Sunday Masses take a lot more effort. They are shot in the Our Lady Chapel, just like the daily Mass, but at the rate of four a day over a week. Three cameras are used as opposed to the single camera of the daily Mass. The entire Daybreak crew gets involved.
Claire Rung, executive producer, and Paula DeAngelis-Stein, producer, organize the shoots, sifting through lists of priests, lectors and musicians who volunteer their time, then call and arrange the recording schedule. The cooperation they receive from the cathedral is remarkable. Regular Masses use the main altar to allow Daybreak use of the chapel.
Liturgically, once a Mass has begun, it can't be stopped until it has ended, so all the Masses are legitimate full Masses. "The spirituality and importance of the celebration of each Mass is never lost," said Rung.
Freelance associate Mary Quinlivan transcribes all the Masses. Then administrative assistant Ann Przybylski does the closed captioning. Fidelis Care covers the cost of the captioning.
"It's a very big production to try and get out the Sunday Mass because of the way we do it. It's in a cathedral rather than a studio, that we have to get them ahead of time," said Rung.
Daybreak began producing the Sunday Mass for over 20 years ago, after assisting WUTV for several years. The daily televised Mass came as a request from then-Bishop Henry J. Mansell. Daybreak has continued with Msgr. David S. Slubecky, vicar general, and Msgr. Paul A. Litwin, chancellor, who alternate celebrating.
"We like doing the Masses as a group," said Rung. "I think it's because we're at Mass and it's an opportunity for the whole staff to work together closely. We know when we have Masses coming up that it's a time when we need each other to do something that's very important and is holy. So, it's a special thing for us to do."
The United States Conference of Catholic Bishops has declared that watching the Mass on television is not a substitute for participating with the community, but realizes that the aged and infirmed sometimes cannot make it to church. In approved guidelines for televising the liturgy, the U.S. bishops have said, "Televising the Mass is a ministry by which the Church uses modern technology to bring the Lord's healing and comfort to those who cannot physically participate in the liturgical life of the local Church and who often experience a sense of isolation from the parish and its regular forms of prayer and worship."
For Dolores Fancher, watching the Mass on television is a second choice to the real thing.
"I would prefer to be at the church every day if I could, but I can't get there every day, or even every Sunday," the 82-year-old from Gasport said. She relies on friends or her children for transportation.
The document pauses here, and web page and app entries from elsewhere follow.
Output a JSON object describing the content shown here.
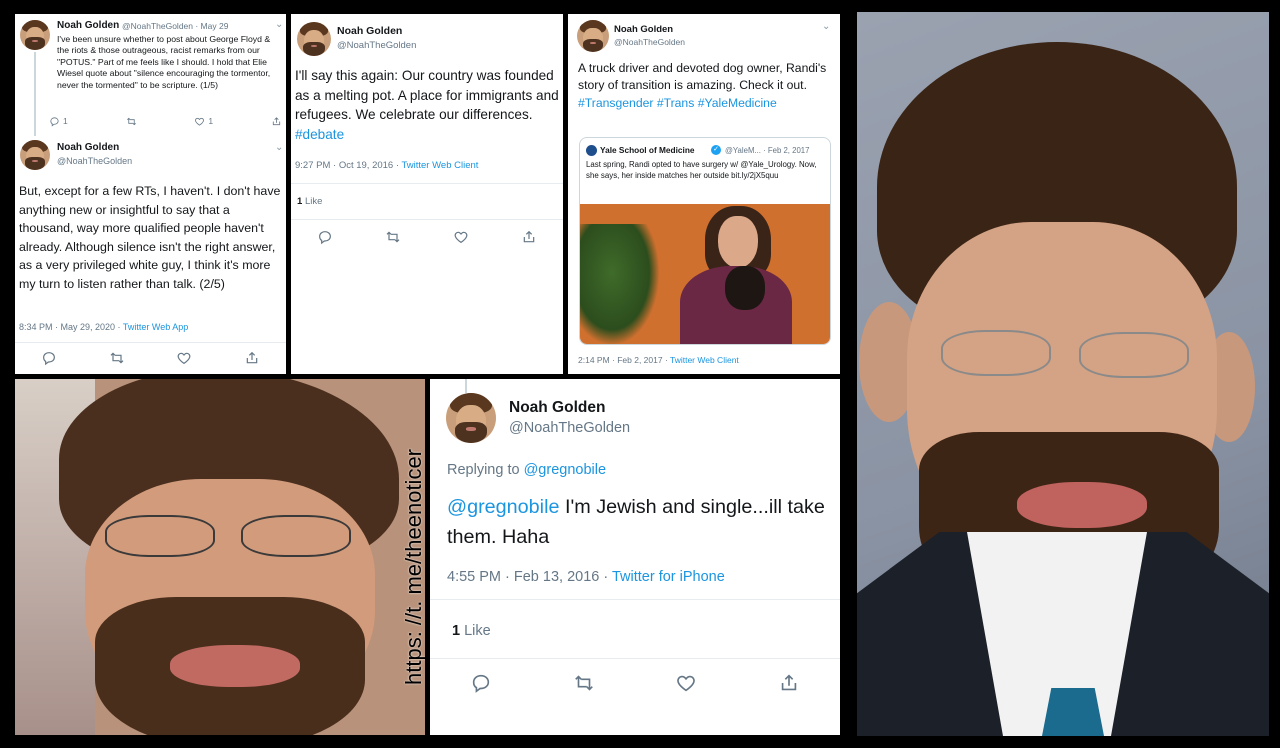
{
  "tweet1": {
    "name": "Noah Golden",
    "handle_date": "@NoahTheGolden · May 29",
    "text": "I've been unsure whether to post about George Floyd & the riots & those outrageous, racist remarks from our \"POTUS.\" Part of me feels like I should. I hold that Elie Wiesel quote about \"silence encouraging the tormentor, never the tormented\" to be scripture. (1/5)",
    "reply_count": "1",
    "like_count": "1"
  },
  "tweet2": {
    "name": "Noah Golden",
    "handle": "@NoahTheGolden",
    "text": "But, except for a few RTs, I haven't. I don't have anything new or insightful to say that a thousand, way more qualified people haven't already. Although silence isn't the right answer, as a very privileged white guy, I think it's more my turn to listen rather than talk. (2/5)",
    "time": "8:34 PM · May 29, 2020 · ",
    "client": "Twitter Web App"
  },
  "tweet3": {
    "name": "Noah Golden",
    "handle": "@NoahTheGolden",
    "text_main": "I'll say this again: Our country was founded as a melting pot. A place for immigrants and refugees. We celebrate our differences. ",
    "hashtag": "#debate",
    "time": "9:27 PM · Oct 19, 2016 · ",
    "client": "Twitter Web Client",
    "likes_num": "1",
    "likes_label": "Like"
  },
  "tweet4": {
    "name": "Noah Golden",
    "handle": "@NoahTheGolden",
    "text_main": "A truck driver and devoted dog owner, Randi's story of transition is amazing. Check it out. ",
    "hashtag1": "#Transgender",
    "hashtag2": "#Trans",
    "hashtag3": "#YaleMedicine",
    "quote_name": "Yale School of Medicine",
    "quote_handle_date": "@YaleM... · Feb 2, 2017",
    "quote_text": "Last spring, Randi opted to have surgery w/ @Yale_Urology. Now, she says, her inside matches her outside bit.ly/2jX5quu",
    "time": "2:14 PM · Feb 2, 2017 · ",
    "client": "Twitter Web Client"
  },
  "tweet5": {
    "name": "Noah Golden",
    "handle": "@NoahTheGolden",
    "replying_label": "Replying to ",
    "replying_to": "@gregnobile",
    "mention": "@gregnobile",
    "text": " I'm Jewish and single...ill take them. Haha",
    "time": "4:55 PM · Feb 13, 2016 · ",
    "client": "Twitter for iPhone",
    "likes_num": "1",
    "likes_label": "Like"
  },
  "watermark": "https: //t. me/theenoticer",
  "colors": {
    "link": "#1b95e0",
    "gray": "#657786",
    "border": "#e6ecf0",
    "background": "#000000"
  },
  "icons": [
    "reply-icon",
    "retweet-icon",
    "like-icon",
    "share-icon",
    "verified-icon",
    "chevron-down-icon"
  ]
}
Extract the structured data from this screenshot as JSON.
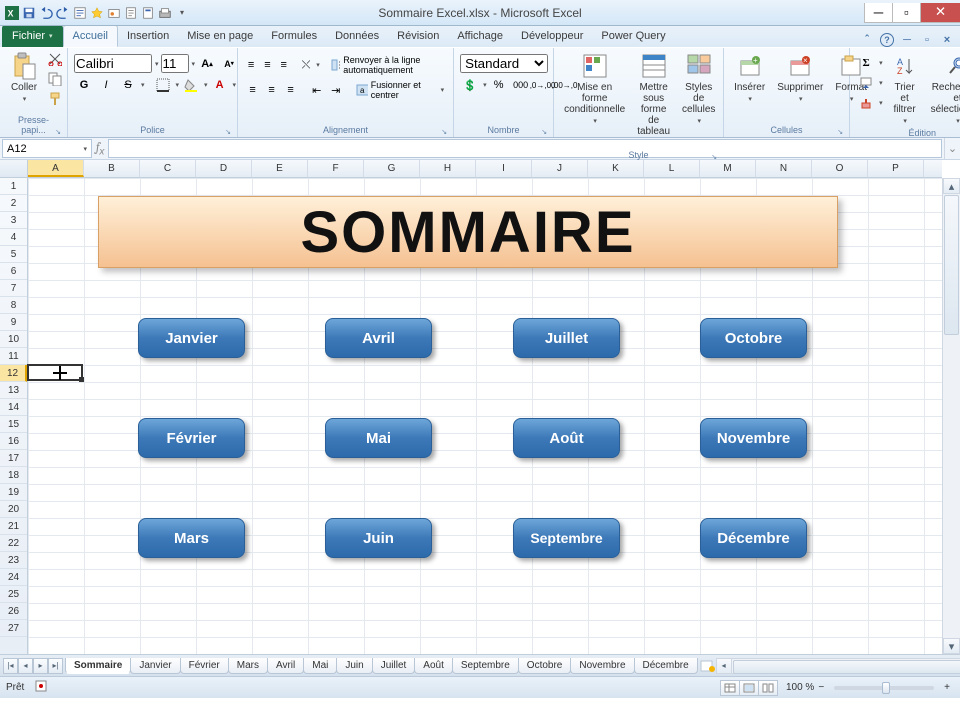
{
  "window": {
    "title": "Sommaire Excel.xlsx - Microsoft Excel"
  },
  "ribbon": {
    "file": "Fichier",
    "tabs": [
      "Accueil",
      "Insertion",
      "Mise en page",
      "Formules",
      "Données",
      "Révision",
      "Affichage",
      "Développeur",
      "Power Query"
    ],
    "active_tab": "Accueil",
    "groups": {
      "clipboard": {
        "label": "Presse-papi...",
        "paste": "Coller"
      },
      "font": {
        "label": "Police",
        "name": "Calibri",
        "size": "11",
        "bold": "G",
        "italic": "I",
        "underline": "S"
      },
      "alignment": {
        "label": "Alignement",
        "wrap": "Renvoyer à la ligne automatiquement",
        "merge": "Fusionner et centrer"
      },
      "number": {
        "label": "Nombre",
        "format": "Standard"
      },
      "style": {
        "label": "Style",
        "cond": "Mise en forme conditionnelle",
        "table": "Mettre sous forme de tableau",
        "cell": "Styles de cellules"
      },
      "cells": {
        "label": "Cellules",
        "insert": "Insérer",
        "delete": "Supprimer",
        "format": "Format"
      },
      "editing": {
        "label": "Édition",
        "sort": "Trier et filtrer",
        "find": "Rechercher et sélectionner"
      }
    }
  },
  "namebox": "A12",
  "sheet": {
    "columns": [
      "A",
      "B",
      "C",
      "D",
      "E",
      "F",
      "G",
      "H",
      "I",
      "J",
      "K",
      "L",
      "M",
      "N",
      "O",
      "P"
    ],
    "active_col": "A",
    "rows": 27,
    "active_row": 12,
    "title_shape": "SOMMAIRE",
    "months": [
      "Janvier",
      "Février",
      "Mars",
      "Avril",
      "Mai",
      "Juin",
      "Juillet",
      "Août",
      "Septembre",
      "Octobre",
      "Novembre",
      "Décembre"
    ]
  },
  "tabs": [
    "Sommaire",
    "Janvier",
    "Février",
    "Mars",
    "Avril",
    "Mai",
    "Juin",
    "Juillet",
    "Août",
    "Septembre",
    "Octobre",
    "Novembre",
    "Décembre"
  ],
  "active_sheet": "Sommaire",
  "status": {
    "ready": "Prêt",
    "zoom": "100 %"
  }
}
"I feel like I am participating when I can. I have total satisfaction with my personal beliefs, but I feel like I would like to share them or be part of a church group when I can," Fancher said, adding she attends St. John the Baptist in Lockport when she can. There, she sees a priest and receives Communion. At home, she follows along with the daily and Sunday Missals available through Daybreak.
Fancher wanted to show her appreciation for the office's help last year, and found that gratitude goes both ways.
"Because they were so good with everything, I sent a thank you note, and they sent a Christmas card with everybody's signature. I really liked that," she said.
Robert Joslyn, of West Seneca, used to attend Mass daily, at St. John Vianney in Orchard Park. He still makes it up there when he can, like on Ash Wednesday, but at the age of 94, he can't make it often. "This is my way of keeping up with my Catholic faith," he said.
The former Eucharistic minister to shut-ins now finds himself on the receiving end of that ministry, being visited every Sunday by some former teammates.
Joslyn wants to give a special complement to Father Jeffrey Nowak, who celebrated a "beautiful Mass" in April. Father Nowak served at St. John's for three years.
"I guess with Father Jeff, his voice comes around," Joslyn said. "I have a hearing problem. I seem to hear him better than some others."
For a full list of Daybreak TV programing, pick up a copy of the Western New York Catholic or visit www.DaybreakTV.org.